Get Your Customers to Integrate

Is there a way you can get your customers to integrate your product or service into their operations?

The basic switching costs of Customer Relationship Management (CRM) software are virtually nil.  Everyone from 37signals to Salesforce.com will give you a free trial to test their wares.

The real expenses associated with changing CRM software only come when a business starts to customize the software and integrate it into the way they work. Once a sales manager has trained his salespeople in creating a weekly sales funnel in a CRM platform, try to convince him to switch software.

Can you offer your customers training in how to use what you sell to make your company stickier?

Become a Verb

Think back to the last time you looked for a recipe. You probably “googled” it.  Part of Google’s competitive shield is that the company name has become a verb. Now every time someone refers to searching for something online, it reinforces the competitive position of a single company.

Is there a way you could control the vocabulary people use to refer to your category or specialty?

Widening your protective moat triggers a virtuous cycle: differentiation leads to having control over your pricing, which allows for healthier margins, which in turn lead to greater profitability and the cash to further differentiate your offering.
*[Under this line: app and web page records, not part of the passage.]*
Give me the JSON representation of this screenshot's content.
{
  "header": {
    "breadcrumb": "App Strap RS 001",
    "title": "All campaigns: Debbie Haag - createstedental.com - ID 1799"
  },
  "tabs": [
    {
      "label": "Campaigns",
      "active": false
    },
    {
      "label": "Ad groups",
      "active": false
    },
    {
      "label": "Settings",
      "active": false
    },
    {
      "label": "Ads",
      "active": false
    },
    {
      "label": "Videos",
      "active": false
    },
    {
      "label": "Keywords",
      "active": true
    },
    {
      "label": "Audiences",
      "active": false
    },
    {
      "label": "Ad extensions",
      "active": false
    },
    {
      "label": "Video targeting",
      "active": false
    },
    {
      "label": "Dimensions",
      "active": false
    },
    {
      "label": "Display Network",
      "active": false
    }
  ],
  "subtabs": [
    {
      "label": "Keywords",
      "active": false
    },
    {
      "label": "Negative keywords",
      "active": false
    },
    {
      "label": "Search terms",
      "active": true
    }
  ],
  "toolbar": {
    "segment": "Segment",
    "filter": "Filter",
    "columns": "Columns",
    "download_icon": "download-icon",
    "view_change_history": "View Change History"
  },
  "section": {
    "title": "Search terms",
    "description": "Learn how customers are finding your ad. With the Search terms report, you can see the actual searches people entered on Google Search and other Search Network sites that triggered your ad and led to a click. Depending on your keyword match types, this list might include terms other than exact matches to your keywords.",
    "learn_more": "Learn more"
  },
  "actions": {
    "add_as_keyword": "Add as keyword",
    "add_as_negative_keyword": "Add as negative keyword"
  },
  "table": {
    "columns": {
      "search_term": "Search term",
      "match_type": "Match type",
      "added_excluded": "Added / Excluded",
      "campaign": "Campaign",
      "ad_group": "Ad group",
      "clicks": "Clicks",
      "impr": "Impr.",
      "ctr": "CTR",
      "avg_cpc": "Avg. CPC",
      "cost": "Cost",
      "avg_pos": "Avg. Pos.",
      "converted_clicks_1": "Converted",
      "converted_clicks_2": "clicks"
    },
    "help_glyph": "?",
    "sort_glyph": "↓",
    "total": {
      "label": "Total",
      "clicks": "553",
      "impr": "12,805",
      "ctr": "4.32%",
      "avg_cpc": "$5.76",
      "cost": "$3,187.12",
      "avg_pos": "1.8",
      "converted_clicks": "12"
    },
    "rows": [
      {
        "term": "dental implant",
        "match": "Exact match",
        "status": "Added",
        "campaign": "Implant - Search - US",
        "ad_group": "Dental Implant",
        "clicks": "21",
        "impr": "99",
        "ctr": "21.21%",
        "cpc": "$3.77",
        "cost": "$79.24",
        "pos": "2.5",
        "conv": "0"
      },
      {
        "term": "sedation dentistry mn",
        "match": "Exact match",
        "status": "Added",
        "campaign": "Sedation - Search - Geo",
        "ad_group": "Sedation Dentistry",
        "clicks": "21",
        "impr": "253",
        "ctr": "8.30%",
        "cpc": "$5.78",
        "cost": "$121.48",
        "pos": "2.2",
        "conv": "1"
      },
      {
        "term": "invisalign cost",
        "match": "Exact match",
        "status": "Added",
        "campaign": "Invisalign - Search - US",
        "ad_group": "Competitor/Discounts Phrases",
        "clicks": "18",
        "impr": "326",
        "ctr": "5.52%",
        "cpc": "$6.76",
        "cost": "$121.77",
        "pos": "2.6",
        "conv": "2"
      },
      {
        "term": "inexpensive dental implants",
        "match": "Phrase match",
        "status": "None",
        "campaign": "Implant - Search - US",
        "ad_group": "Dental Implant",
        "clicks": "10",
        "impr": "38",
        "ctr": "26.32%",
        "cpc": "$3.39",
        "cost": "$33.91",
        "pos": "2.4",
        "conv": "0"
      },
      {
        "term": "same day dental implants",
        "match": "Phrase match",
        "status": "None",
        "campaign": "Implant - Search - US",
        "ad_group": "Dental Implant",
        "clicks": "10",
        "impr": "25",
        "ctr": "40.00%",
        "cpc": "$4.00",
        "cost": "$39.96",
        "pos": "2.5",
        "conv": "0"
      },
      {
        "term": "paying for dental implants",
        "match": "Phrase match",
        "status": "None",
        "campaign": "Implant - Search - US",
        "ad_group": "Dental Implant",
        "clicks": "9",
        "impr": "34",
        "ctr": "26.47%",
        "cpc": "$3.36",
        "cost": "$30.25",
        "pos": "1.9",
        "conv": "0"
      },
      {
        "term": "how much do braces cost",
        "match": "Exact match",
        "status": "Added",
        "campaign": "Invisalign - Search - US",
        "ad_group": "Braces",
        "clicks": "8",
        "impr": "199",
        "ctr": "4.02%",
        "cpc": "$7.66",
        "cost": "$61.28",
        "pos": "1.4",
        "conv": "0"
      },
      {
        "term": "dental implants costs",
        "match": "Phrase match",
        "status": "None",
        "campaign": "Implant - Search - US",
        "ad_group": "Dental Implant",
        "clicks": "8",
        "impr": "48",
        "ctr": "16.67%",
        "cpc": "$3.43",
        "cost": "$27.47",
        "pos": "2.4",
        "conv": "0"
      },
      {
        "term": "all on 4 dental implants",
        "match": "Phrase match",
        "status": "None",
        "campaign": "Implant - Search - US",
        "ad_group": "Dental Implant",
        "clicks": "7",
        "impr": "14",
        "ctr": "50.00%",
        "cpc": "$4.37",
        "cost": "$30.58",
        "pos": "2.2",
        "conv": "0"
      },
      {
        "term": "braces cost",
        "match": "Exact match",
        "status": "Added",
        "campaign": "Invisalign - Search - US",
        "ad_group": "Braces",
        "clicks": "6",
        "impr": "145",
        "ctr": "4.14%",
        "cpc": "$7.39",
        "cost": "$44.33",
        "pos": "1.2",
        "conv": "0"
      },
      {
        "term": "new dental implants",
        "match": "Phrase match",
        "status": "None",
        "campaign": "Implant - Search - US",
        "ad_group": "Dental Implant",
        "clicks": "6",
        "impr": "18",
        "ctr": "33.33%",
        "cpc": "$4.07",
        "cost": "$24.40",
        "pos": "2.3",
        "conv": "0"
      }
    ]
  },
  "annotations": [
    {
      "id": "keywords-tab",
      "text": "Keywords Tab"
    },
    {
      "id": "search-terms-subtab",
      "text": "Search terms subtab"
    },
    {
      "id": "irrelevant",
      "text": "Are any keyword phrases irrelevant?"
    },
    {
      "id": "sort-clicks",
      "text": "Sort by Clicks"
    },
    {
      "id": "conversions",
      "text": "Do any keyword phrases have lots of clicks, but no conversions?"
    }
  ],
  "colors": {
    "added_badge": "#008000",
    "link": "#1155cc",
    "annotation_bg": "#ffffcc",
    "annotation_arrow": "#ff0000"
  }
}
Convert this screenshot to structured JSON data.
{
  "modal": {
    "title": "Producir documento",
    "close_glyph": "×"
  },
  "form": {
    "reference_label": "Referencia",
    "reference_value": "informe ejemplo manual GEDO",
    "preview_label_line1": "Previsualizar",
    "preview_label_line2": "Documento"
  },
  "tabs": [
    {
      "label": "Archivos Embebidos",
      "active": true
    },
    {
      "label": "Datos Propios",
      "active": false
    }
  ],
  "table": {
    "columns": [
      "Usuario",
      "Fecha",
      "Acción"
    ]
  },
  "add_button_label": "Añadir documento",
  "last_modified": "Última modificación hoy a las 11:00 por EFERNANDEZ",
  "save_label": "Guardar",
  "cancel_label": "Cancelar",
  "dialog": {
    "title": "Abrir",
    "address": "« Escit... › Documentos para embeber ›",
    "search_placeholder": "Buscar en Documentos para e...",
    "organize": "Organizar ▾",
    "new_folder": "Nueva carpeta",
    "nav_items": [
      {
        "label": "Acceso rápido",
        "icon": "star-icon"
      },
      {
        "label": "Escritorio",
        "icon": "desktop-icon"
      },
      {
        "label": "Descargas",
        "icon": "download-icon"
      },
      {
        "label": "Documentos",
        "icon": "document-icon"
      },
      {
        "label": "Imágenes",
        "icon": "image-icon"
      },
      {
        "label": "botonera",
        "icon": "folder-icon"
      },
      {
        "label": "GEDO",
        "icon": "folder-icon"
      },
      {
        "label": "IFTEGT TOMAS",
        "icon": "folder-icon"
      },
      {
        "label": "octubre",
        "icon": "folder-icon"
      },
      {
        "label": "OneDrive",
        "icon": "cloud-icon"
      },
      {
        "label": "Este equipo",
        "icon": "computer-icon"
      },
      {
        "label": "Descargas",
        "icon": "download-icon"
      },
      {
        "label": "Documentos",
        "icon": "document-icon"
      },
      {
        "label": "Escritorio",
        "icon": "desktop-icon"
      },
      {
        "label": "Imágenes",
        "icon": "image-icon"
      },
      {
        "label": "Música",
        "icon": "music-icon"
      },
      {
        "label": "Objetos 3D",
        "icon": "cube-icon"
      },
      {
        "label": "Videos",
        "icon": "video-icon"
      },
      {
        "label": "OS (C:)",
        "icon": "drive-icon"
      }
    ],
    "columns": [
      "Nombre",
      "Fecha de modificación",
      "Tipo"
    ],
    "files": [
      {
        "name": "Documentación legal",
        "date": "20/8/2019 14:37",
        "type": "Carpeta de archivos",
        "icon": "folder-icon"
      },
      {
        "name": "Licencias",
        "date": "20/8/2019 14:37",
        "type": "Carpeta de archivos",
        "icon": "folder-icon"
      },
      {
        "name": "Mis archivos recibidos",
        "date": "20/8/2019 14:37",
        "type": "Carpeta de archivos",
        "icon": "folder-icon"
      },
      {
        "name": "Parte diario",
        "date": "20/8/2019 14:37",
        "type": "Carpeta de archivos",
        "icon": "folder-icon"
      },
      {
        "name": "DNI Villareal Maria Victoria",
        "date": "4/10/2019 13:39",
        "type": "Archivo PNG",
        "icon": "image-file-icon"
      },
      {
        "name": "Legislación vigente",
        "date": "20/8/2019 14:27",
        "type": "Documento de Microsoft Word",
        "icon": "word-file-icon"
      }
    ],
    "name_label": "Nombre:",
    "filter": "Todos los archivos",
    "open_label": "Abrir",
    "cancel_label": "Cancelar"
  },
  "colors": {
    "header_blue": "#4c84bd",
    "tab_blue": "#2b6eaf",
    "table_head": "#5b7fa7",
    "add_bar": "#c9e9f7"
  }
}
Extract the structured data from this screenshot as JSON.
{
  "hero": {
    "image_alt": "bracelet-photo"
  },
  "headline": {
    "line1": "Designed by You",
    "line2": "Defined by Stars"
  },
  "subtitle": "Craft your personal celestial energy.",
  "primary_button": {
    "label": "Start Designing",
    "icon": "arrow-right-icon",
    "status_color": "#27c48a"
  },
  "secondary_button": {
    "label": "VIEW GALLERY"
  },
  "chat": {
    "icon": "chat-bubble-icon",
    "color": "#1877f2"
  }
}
If you’re wondering how differentiated your businesses is, take the 13-minute Sellability Score questionnaire and find out….

Business Owners Are Not Prepared To Sell, Scale or Cash Out

sellers' window

Irrefutable statistical evidence confirms that business owners are not prepared for the current market window to sell a business 2013 – 2018.

To take advantage of this sellers window, business owners need to get started formalizing a strong business foundation (e.g., strategic planning, contingency planning, succession planning, transition planning) at the same time as they balance accelerating growth and optimizing value in the business itself.

The research to date suggests that most business owners do not believe this strategic effort is important for them, their company, their  team or their family’s future. Just to recap:

  • In a 2008 research report entitled Business Transition/ Succession, research by ROCG Americas LLC confirmed that CEOs lack urgency because of the belief that “we can always do it tomorrow – a general feeling of invulnerability.” Survey participants’ No. 1 excuse for not having a written plan is still the same in 2013.
  • In the Canadian Federation of Independent Business (CFIB) survey in 2005, “the No. 1 reason given for not having a written plan was that it was too early to plan. This reply was head and shoulders above every other reason given.” Yet, this feeling is contradicted by the facts which show that time is not necessarily on the side of the selling owner.
  • Findings by the Mutual Survey of American Family Business in 2007 confirmed the statistical lethargy: “Almost a third have no plans to retire, ever; and another third report that retirement is more than 11 years away. Since the medium age of the current leaders is 51, this means that many people plan to die in office.”
  • PricewaterhouseCoopers states in its 2007 report on Canadian businesses succession plans that owners over age 50 “seem unwilling to seriously look into options to transition ownership before they are forced, by age or illness, to give up the business.”
  • A full 34% of the CEOs over age 60 in the ROCG 2008 study felt that it was still too early for them to plan their exit!

This “feet first” plan of going out with their boots on (providing no liquidity event, no succession planning, and no future for employees when they close the business) is prevalent. Not planning for the inevitable is equally absurd and irresponsible. And yet this is what 95% of all business owners do.

They are murdering their business. And it is totally preventable.

Change does not come easy or fast. To truly maximize the value of your business and walk away with the highest returns, you need to commit to a 2-5 year timeline that gives you the leverage you can’t get after a trigger event (health, family requirement, corporate or market changes, etc) precipitates your exit.

It’s never too early or too late to plan your exit. Our team at This Way Out Group LLC will take away the fear and frustration and facilitate the exit process and timeline with you.